● Task objective
Please tally the lines of the records that contain "like" and send back only the total.

● Dataset
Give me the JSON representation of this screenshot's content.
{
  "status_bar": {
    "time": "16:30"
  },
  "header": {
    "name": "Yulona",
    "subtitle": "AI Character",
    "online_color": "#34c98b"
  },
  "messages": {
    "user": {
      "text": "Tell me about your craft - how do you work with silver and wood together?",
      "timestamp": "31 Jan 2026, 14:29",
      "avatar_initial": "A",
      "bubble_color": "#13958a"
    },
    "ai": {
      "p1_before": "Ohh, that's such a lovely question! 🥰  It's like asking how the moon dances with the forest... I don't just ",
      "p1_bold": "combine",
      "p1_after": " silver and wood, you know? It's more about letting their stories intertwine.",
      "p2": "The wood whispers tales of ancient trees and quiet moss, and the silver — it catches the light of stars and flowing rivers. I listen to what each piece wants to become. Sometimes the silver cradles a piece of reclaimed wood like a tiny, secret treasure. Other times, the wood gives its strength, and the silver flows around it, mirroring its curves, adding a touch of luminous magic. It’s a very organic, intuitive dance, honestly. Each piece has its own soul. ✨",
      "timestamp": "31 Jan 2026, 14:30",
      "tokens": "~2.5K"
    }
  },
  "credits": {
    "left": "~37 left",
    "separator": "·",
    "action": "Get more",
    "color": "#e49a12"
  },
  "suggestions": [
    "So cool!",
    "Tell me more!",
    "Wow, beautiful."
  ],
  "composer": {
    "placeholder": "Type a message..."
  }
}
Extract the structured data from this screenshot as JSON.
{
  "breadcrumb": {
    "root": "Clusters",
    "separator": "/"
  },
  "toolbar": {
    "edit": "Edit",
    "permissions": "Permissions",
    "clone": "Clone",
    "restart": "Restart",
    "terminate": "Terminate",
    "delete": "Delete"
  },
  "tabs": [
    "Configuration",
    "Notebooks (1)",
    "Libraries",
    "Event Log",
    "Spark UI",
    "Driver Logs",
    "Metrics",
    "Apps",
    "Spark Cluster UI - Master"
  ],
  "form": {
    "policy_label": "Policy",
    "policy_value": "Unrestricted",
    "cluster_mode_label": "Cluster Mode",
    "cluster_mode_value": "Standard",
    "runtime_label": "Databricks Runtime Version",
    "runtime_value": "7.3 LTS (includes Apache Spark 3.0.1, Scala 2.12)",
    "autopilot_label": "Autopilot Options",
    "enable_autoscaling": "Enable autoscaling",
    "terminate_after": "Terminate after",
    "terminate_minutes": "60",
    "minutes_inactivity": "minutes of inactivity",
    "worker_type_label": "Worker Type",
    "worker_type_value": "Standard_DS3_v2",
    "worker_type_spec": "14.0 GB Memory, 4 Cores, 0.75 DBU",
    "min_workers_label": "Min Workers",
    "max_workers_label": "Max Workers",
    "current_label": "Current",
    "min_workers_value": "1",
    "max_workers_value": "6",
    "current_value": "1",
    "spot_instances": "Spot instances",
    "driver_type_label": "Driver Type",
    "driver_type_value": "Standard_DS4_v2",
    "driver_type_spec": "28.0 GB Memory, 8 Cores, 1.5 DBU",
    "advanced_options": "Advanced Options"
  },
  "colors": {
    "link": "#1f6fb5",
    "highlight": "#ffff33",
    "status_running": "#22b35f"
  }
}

● Output of the task
2